Records supplied below:
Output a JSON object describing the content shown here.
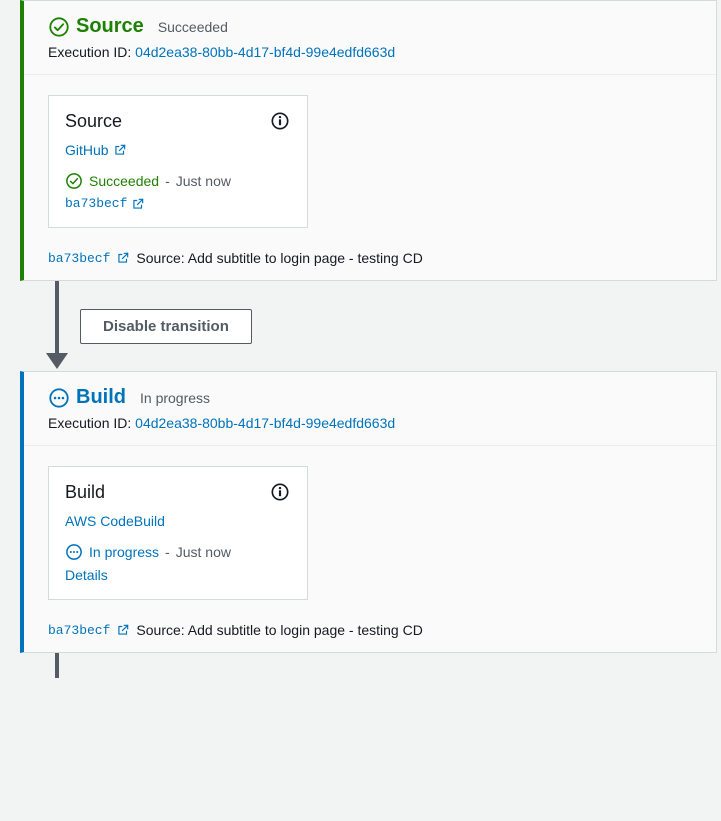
{
  "execution_id": "04d2ea38-80bb-4d17-bf4d-99e4edfd663d",
  "execution_id_label": "Execution ID:",
  "stages": {
    "source": {
      "name": "Source",
      "status": "Succeeded",
      "action": {
        "name": "Source",
        "provider": "GitHub",
        "status": "Succeeded",
        "time": "Just now",
        "commit": "ba73becf"
      },
      "summary": {
        "commit": "ba73becf",
        "message": "Source: Add subtitle to login page - testing CD"
      }
    },
    "build": {
      "name": "Build",
      "status": "In progress",
      "action": {
        "name": "Build",
        "provider": "AWS CodeBuild",
        "status": "In progress",
        "time": "Just now",
        "details": "Details"
      },
      "summary": {
        "commit": "ba73becf",
        "message": "Source: Add subtitle to login page - testing CD"
      }
    }
  },
  "transition": {
    "disable_label": "Disable transition"
  },
  "separator": "-"
}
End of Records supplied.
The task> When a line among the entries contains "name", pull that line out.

Response to the exercise>
      "name": "Source",
        "name": "Source",
      "name": "Build",
        "name": "Build",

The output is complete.